“Figures of Popes enthroned and virtues”

“Baptism of Constantine” and “Donation of Constantine” are attributed to Giovanni Francesco Penni

“It is curious to note that in recent years Raphael is the first creator of two genres that cease after his death to reappear again between late 1500 and early 1600: the still life and the battle. The Battle of Milvian Bridge represents a type of painting that, in the late sixteenth and early seventeenth century, especially with Cavalier d'Arpino, will become an archetype from which a genre will be born destined to great success in Italy and throughout Europe” (Federico Zeri)

“Complex correlation of levels that increase in accordance with their ambiguous broken rhythms and do not allow the viewer to locate a fixed point of reference. The derivation from Roman iconography is obvious (on the left Ludovisi Sarcophagus, in the center Relief with Trajan's deeds from the Arch of Constantine), but the relationship with the old is solved rhetorically speaking, according to an interpretation that plays down the violence of action to recover the symbolic value of the whole scene” (Carlo Bertelli, Giuliano Briganti, Antonio Giuliano)

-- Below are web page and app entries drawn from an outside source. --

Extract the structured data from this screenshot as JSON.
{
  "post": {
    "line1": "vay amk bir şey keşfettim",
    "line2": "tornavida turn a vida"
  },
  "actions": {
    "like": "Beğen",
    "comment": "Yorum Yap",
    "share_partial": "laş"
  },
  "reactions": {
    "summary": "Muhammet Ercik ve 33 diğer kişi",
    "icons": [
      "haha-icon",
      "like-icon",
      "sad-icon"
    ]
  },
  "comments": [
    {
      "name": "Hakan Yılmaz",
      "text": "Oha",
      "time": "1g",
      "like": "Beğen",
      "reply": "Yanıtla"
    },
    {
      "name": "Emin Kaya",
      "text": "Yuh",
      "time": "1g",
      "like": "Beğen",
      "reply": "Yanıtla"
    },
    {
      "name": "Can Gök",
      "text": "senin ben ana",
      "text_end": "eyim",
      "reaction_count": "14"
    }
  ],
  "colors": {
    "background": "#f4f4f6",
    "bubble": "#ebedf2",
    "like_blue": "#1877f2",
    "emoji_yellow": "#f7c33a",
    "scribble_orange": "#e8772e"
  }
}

“Part of the nature of Giulio Romano was the not so common gift to represent the moving form, the interest in ancient culture and his remarkable formal skill, characteristics that made him suitable as any other for mythology and ancient history. His talent led him resolutely on the path that he had been beating working actively to the frescoes of the third room, i.e. pushing him towards powerful movement (...) and towards strong effects of modeling in the interest of a powerfully accentuated three-dimensionality” (Hermann Voss)